  • Avoid watching TV or eating in bed. Instead, use the bedroom for sleep only
  • Avoid napping for more than 20 minutes during the day
  • Avoid caffeine eight hours before going to bed
  • If sleep does not come after trying for 30 minutes, get up and go to a different room.

Can Aging Cause Insomnia?

Insomnia is prevalent during old age. Many people mistake sleep disorders with simply aging, while indeed it is insomnia. Insomnia is the number one cause of sleep disorder in old people. Many older people suffer from insomnia as a result of physiological aging changes, chronic medical illnesses, and environmental conditions. Impaired concentration, memory loss, and impaired performance in body functions cause sleep disorders.


The American Journal of Medicine defines insomnia as "the subjective report of insufficient or nonrestorative sleep despite adequate opportunity to sleep." More than 50% of people aged 65 years and above suffer from insomnia. During the day, many older people find it difficult to stay awake, and as a result, daytime naps increase both in duration and frequency.

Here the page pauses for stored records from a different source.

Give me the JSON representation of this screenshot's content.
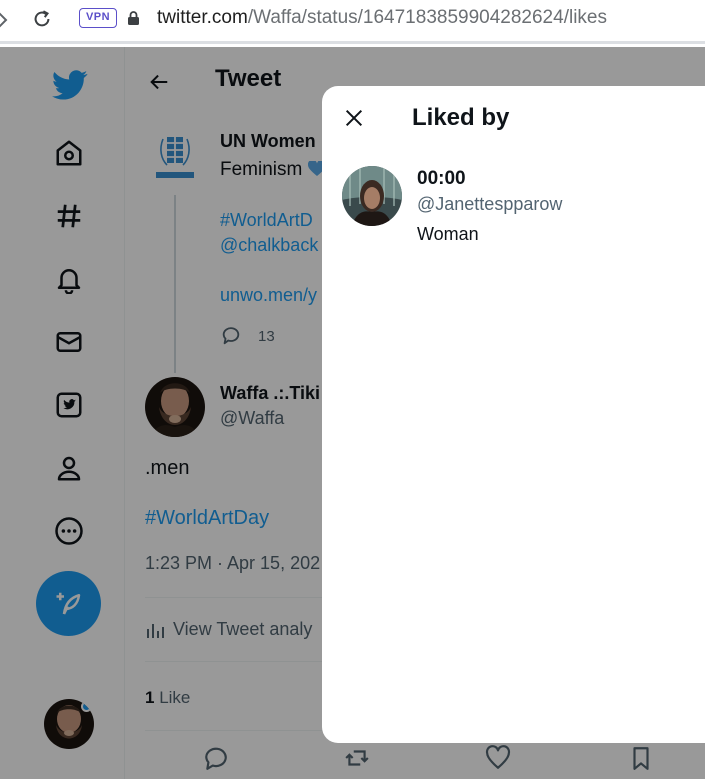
{
  "browser": {
    "vpn_badge": "VPN",
    "url_host": "twitter.com",
    "url_path": "/Waffa/status/1647183859904282624/likes"
  },
  "nav": {
    "items": [
      {
        "icon": "home-icon"
      },
      {
        "icon": "explore-icon"
      },
      {
        "icon": "notifications-icon"
      },
      {
        "icon": "messages-icon"
      },
      {
        "icon": "twitter-blue-icon"
      },
      {
        "icon": "profile-icon"
      },
      {
        "icon": "more-icon"
      }
    ],
    "compose_icon": "compose-tweet-icon"
  },
  "header": {
    "title": "Tweet"
  },
  "quoted_tweet": {
    "author": "UN Women",
    "text": "Feminism",
    "hashtag": "#WorldArtD",
    "mention": "@chalkback",
    "link": "unwo.men/y",
    "reply_count": "13"
  },
  "tweet": {
    "author": "Waffa .:.Tiki",
    "handle": "@Waffa",
    "text": ".men",
    "hashtag": "#WorldArtDay",
    "timestamp": "1:23 PM · Apr 15, 202",
    "analytics_label": "View Tweet analy",
    "likes_number": "1",
    "likes_label": "Like"
  },
  "modal": {
    "title": "Liked by",
    "likers": [
      {
        "name": "00:00",
        "handle": "@Janettespparow",
        "bio": "Woman"
      }
    ]
  },
  "colors": {
    "accent": "#1d9bf0",
    "text": "#0f1419",
    "secondary_text": "#536471",
    "vpn": "#5b4fc9"
  }
}
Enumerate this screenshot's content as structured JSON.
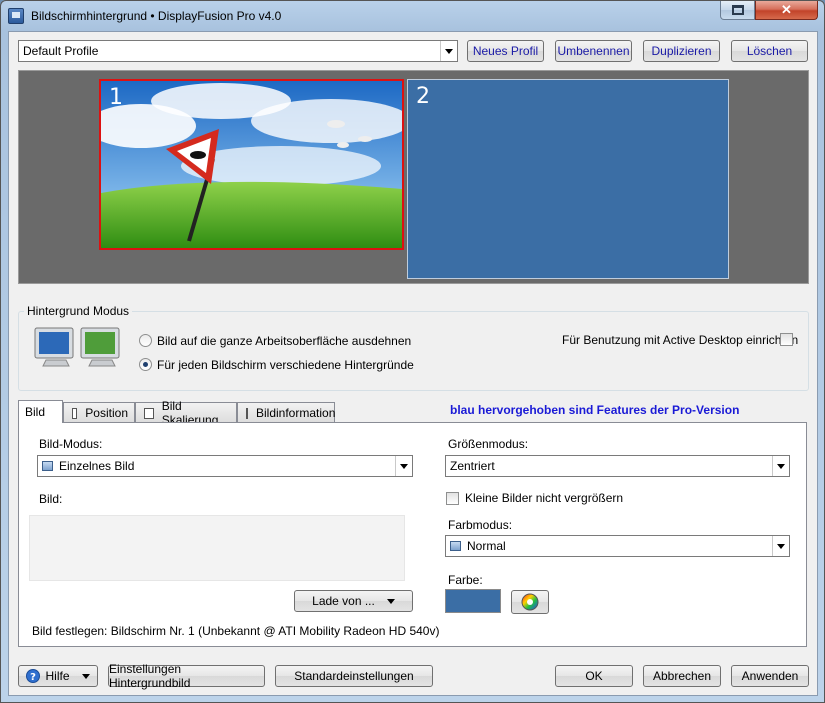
{
  "window": {
    "title": "Bildschirmhintergrund • DisplayFusion Pro v4.0",
    "close_label": "✕"
  },
  "profile": {
    "selected": "Default Profile",
    "buttons": {
      "new": "Neues Profil",
      "rename": "Umbenennen",
      "duplicate": "Duplizieren",
      "delete": "Löschen"
    }
  },
  "monitors": [
    {
      "number": "1"
    },
    {
      "number": "2"
    }
  ],
  "mode_group": {
    "legend": "Hintergrund Modus",
    "option_stretch": "Bild auf die ganze Arbeitsoberfläche ausdehnen",
    "option_each": "Für jeden Bildschirm verschiedene Hintergründe",
    "selected": "each",
    "active_desktop": "Für Benutzung mit Active Desktop einrichten",
    "active_desktop_checked": false
  },
  "tabs": [
    {
      "label": "Bild",
      "active": true
    },
    {
      "label": "Position"
    },
    {
      "label": "Bild Skalierung"
    },
    {
      "label": "Bildinformation"
    }
  ],
  "pro_note": "blau hervorgehoben sind Features der Pro-Version",
  "image_tab": {
    "mode_label": "Bild-Modus:",
    "mode_value": "Einzelnes Bild",
    "image_label": "Bild:",
    "load_button": "Lade von ...",
    "status": "Bild festlegen: Bildschirm Nr. 1 (Unbekannt @ ATI Mobility Radeon HD 540v)",
    "size_mode_label": "Größenmodus:",
    "size_mode_value": "Zentriert",
    "no_enlarge_label": "Kleine Bilder nicht vergrößern",
    "no_enlarge_checked": false,
    "color_mode_label": "Farbmodus:",
    "color_mode_value": "Normal",
    "color_label": "Farbe:",
    "color_value": "#3b6ea5"
  },
  "footer": {
    "help": "Hilfe",
    "wallpaper_settings": "Einstellungen Hintergrundbild",
    "defaults": "Standardeinstellungen",
    "ok": "OK",
    "cancel": "Abbrechen",
    "apply": "Anwenden"
  }
}
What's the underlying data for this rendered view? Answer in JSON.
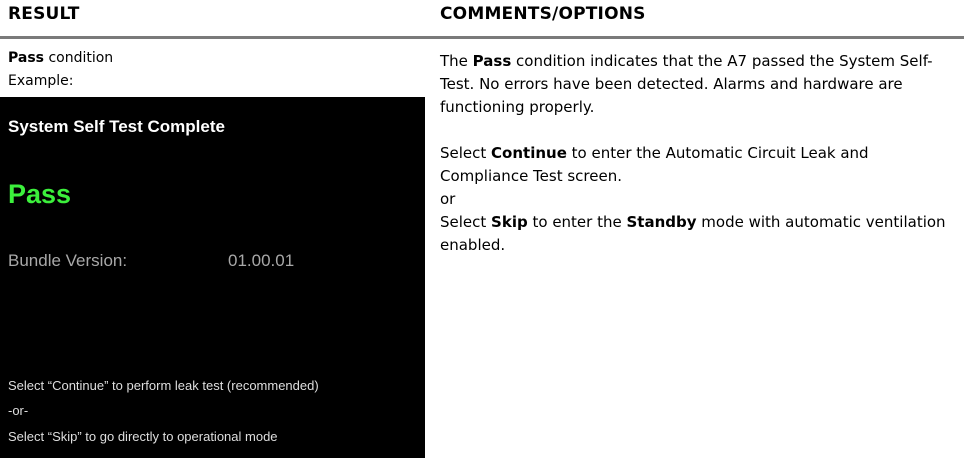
{
  "headers": {
    "result": "RESULT",
    "comments": "COMMENTS/OPTIONS"
  },
  "left": {
    "pass_bold": "Pass",
    "pass_rest": " condition",
    "example": "Example:"
  },
  "screen": {
    "title": "System Self Test Complete",
    "status": "Pass",
    "bundle_label": "Bundle Version:",
    "bundle_value": "01.00.01",
    "instr1": "Select “Continue” to perform leak test (recommended)",
    "instr2": "-or-",
    "instr3": "Select “Skip” to go directly to operational mode"
  },
  "right": {
    "p1_a": "The ",
    "p1_b": "Pass",
    "p1_c": " condition indicates that the A7 passed the System Self-Test. No errors have been detected. Alarms and hardware are functioning properly.",
    "p2_a": "Select ",
    "p2_b": "Continue",
    "p2_c": " to enter the Automatic Circuit Leak and Compliance Test screen.",
    "p3": "or",
    "p4_a": "Select ",
    "p4_b": "Skip",
    "p4_c": " to enter the ",
    "p4_d": "Standby",
    "p4_e": " mode with automatic ventilation enabled."
  }
}
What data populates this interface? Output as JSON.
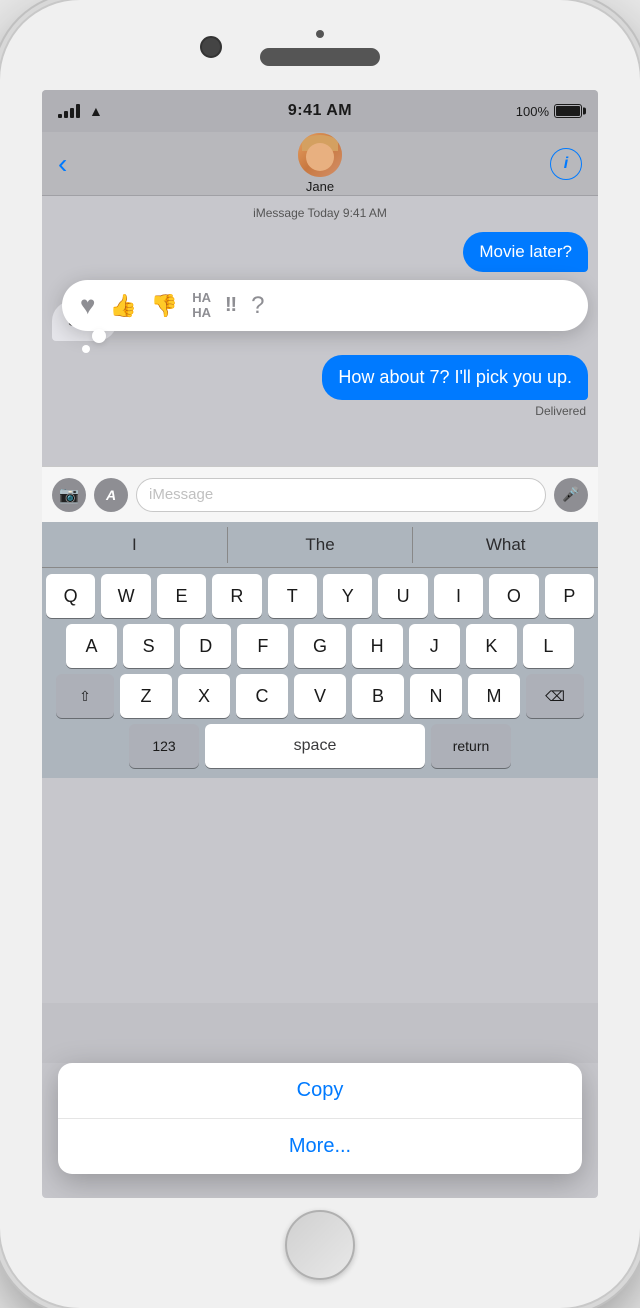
{
  "phone": {
    "status_bar": {
      "time": "9:41 AM",
      "battery_label": "100%",
      "signal_bars": [
        4,
        8,
        11,
        14
      ],
      "wifi": "wifi"
    },
    "nav": {
      "back_label": "‹",
      "contact_name": "Jane",
      "info_label": "i"
    },
    "messages": {
      "date_label": "iMessage\nToday 9:41 AM",
      "bubble1": "Movie later?",
      "bubble2_cut": "Sur",
      "bubble3": "How about 7? I'll pick you up.",
      "delivered": "Delivered"
    },
    "reactions": {
      "heart": "♥",
      "thumbs_up": "👍",
      "thumbs_down": "👎",
      "haha": "HA\nHA",
      "exclaim": "‼",
      "question": "?"
    },
    "input": {
      "placeholder": "iMessage",
      "camera_icon": "📷",
      "app_icon": "A",
      "mic_icon": "🎤"
    },
    "predictive": {
      "item1": "I",
      "item2": "The",
      "item3": "What"
    },
    "keyboard": {
      "row1": [
        "Q",
        "W",
        "E",
        "R",
        "T",
        "Y",
        "U",
        "I",
        "O",
        "P"
      ],
      "row2": [
        "A",
        "S",
        "D",
        "F",
        "G",
        "H",
        "J",
        "K",
        "L"
      ],
      "row3_extra_left": "⇧",
      "row3": [
        "Z",
        "X",
        "C",
        "V",
        "B",
        "N",
        "M"
      ],
      "row3_extra_right": "⌫",
      "row4": {
        "numbers": "123",
        "space": "space",
        "return": "return"
      }
    },
    "context_menu": {
      "copy": "Copy",
      "more": "More..."
    }
  }
}
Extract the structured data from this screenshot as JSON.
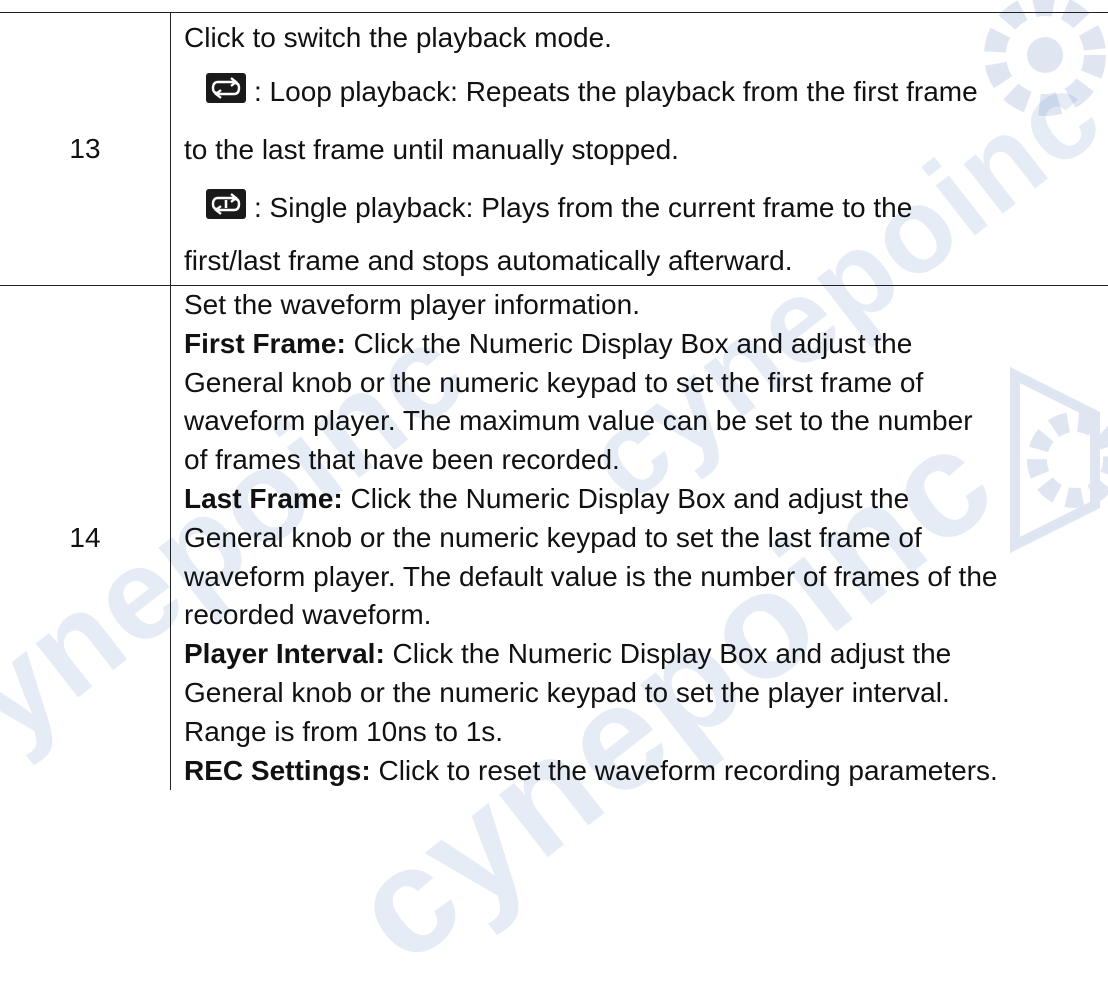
{
  "watermark": {
    "text": "cynepoinc",
    "color": "#3d69b5"
  },
  "rows": [
    {
      "number": "13",
      "intro": "Click to switch the playback mode.",
      "modes": [
        {
          "icon": "loop-playback-icon",
          "line1": ": Loop playback: Repeats the playback from the first frame",
          "line2": "to the last frame until manually stopped."
        },
        {
          "icon": "single-playback-icon",
          "line1": ": Single playback: Plays from the current frame to the",
          "line2": "first/last frame and stops automatically afterward."
        }
      ]
    },
    {
      "number": "14",
      "intro": "Set the waveform player information.",
      "items": [
        {
          "term": "First Frame:",
          "lines": [
            " Click the Numeric Display Box and adjust the",
            "General knob or the numeric keypad to set the first frame of",
            "waveform player. The maximum value can be set to the number",
            "of frames that have been recorded."
          ]
        },
        {
          "term": "Last Frame:",
          "lines": [
            " Click the Numeric Display Box and adjust the",
            "General knob or the numeric keypad to set the last frame of",
            "waveform player. The default value is the number of frames of the",
            "recorded waveform."
          ]
        },
        {
          "term": "Player Interval:",
          "lines": [
            " Click the Numeric Display Box and adjust the",
            "General knob or the numeric keypad to set the player interval.",
            "Range is from 10ns to 1s."
          ]
        },
        {
          "term": "REC Settings:",
          "lines": [
            " Click to reset the waveform recording parameters."
          ]
        }
      ]
    }
  ]
}
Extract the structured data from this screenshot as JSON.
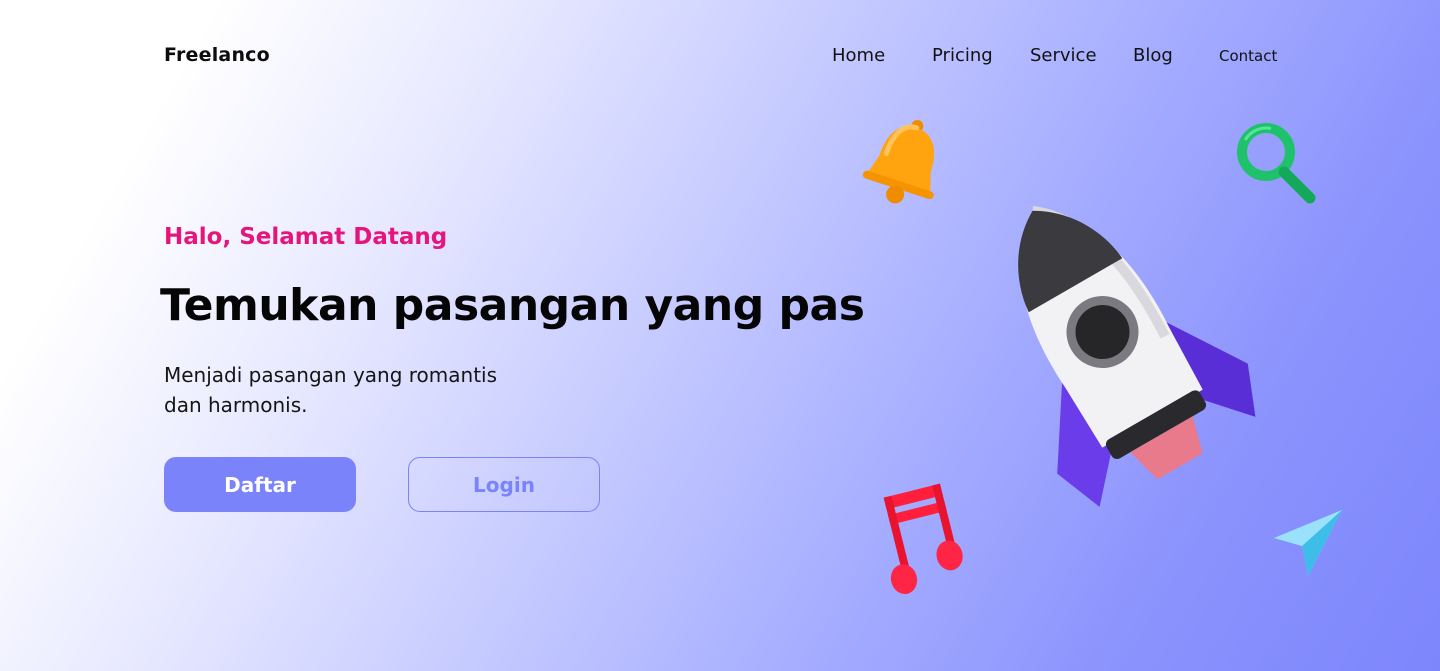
{
  "brand": {
    "name": "Freelanco"
  },
  "nav": {
    "items": [
      {
        "label": "Home"
      },
      {
        "label": "Pricing"
      },
      {
        "label": "Service"
      },
      {
        "label": "Blog"
      },
      {
        "label": "Contact"
      }
    ]
  },
  "hero": {
    "greeting": "Halo, Selamat Datang",
    "headline": "Temukan pasangan yang pas",
    "subtitle_line1": "Menjadi pasangan yang romantis",
    "subtitle_line2": "dan harmonis.",
    "primary_button": "Daftar",
    "secondary_button": "Login"
  },
  "illustrations": {
    "icons": [
      "bell-icon",
      "magnifier-icon",
      "rocket-icon",
      "music-note-icon",
      "paper-plane-icon"
    ]
  },
  "colors": {
    "accent": "#7b83fb",
    "greeting": "#e5157d",
    "text": "#050505",
    "bell": "#ffa30f",
    "magnifier": "#1fc26b",
    "music": "#ff1f3d",
    "plane": "#6fd3f7",
    "rocket_fins": "#6a3cea"
  }
}
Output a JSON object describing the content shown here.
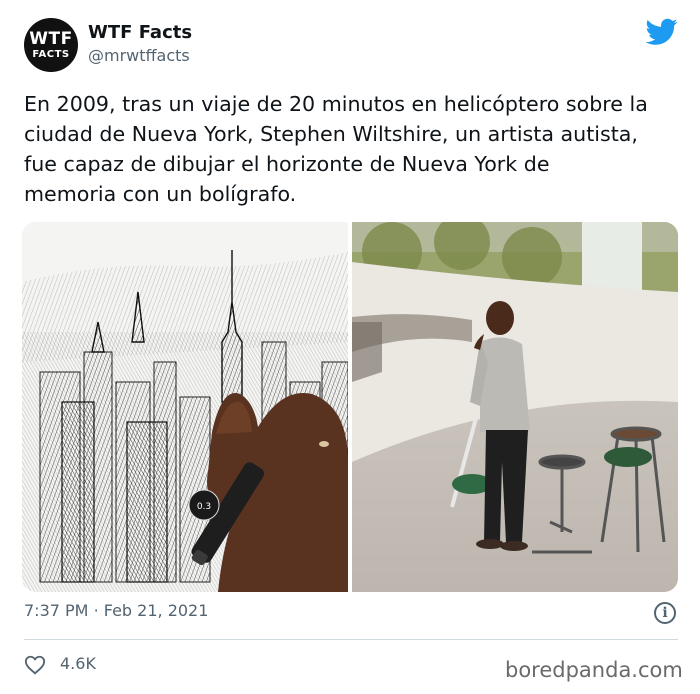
{
  "author": {
    "avatar_line1": "WTF",
    "avatar_line2": "FACTS",
    "display_name": "WTF Facts",
    "handle": "@mrwtffacts"
  },
  "tweet": {
    "text": "En 2009, tras un viaje de 20 minutos en helicóptero sobre la\nciudad de Nueva York, Stephen Wiltshire, un artista autista,\nfue capaz de dibujar el horizonte de Nueva York de\nmemoria con un bolígrafo.",
    "time": "7:37 PM",
    "separator": "·",
    "date": "Feb 21, 2021",
    "like_count": "4.6K"
  },
  "pen_label": "0.3",
  "watermark": "boredpanda.com",
  "icons": {
    "brand": "twitter-bird-icon",
    "info": "info-icon",
    "like": "heart-icon"
  },
  "colors": {
    "twitter_blue": "#1d9bf0",
    "text_primary": "#0f1419",
    "text_secondary": "#536471",
    "divider": "#cfd9de"
  }
}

When daytime napping occurs more frequently, the sleep-wake cycle may be reversed. Insomnia patients may sometimes report day-night reversal during which a patient does not sleep until dawn and proceeds to sleep until mid-afternoon.

We Can Help

Sleeping soundly is a right that should be accorded to every person and more so for older people. Despite the medical challenges affecting sleep, investing in a good mattress and bedding can help a person sleep better. For one to fall asleep, a relaxing mattress plays a significant role and knowing what kind of mattress suits your needs is an advantage. At Land of Sleep, we can assist you in identifying the correct mattresses and bedding that will suit your needs. Contact us now for more information.

Guide to a Better Nights Sleep

Tags: Sleep, healthy sleep, good day's sleep, healthy lifestyle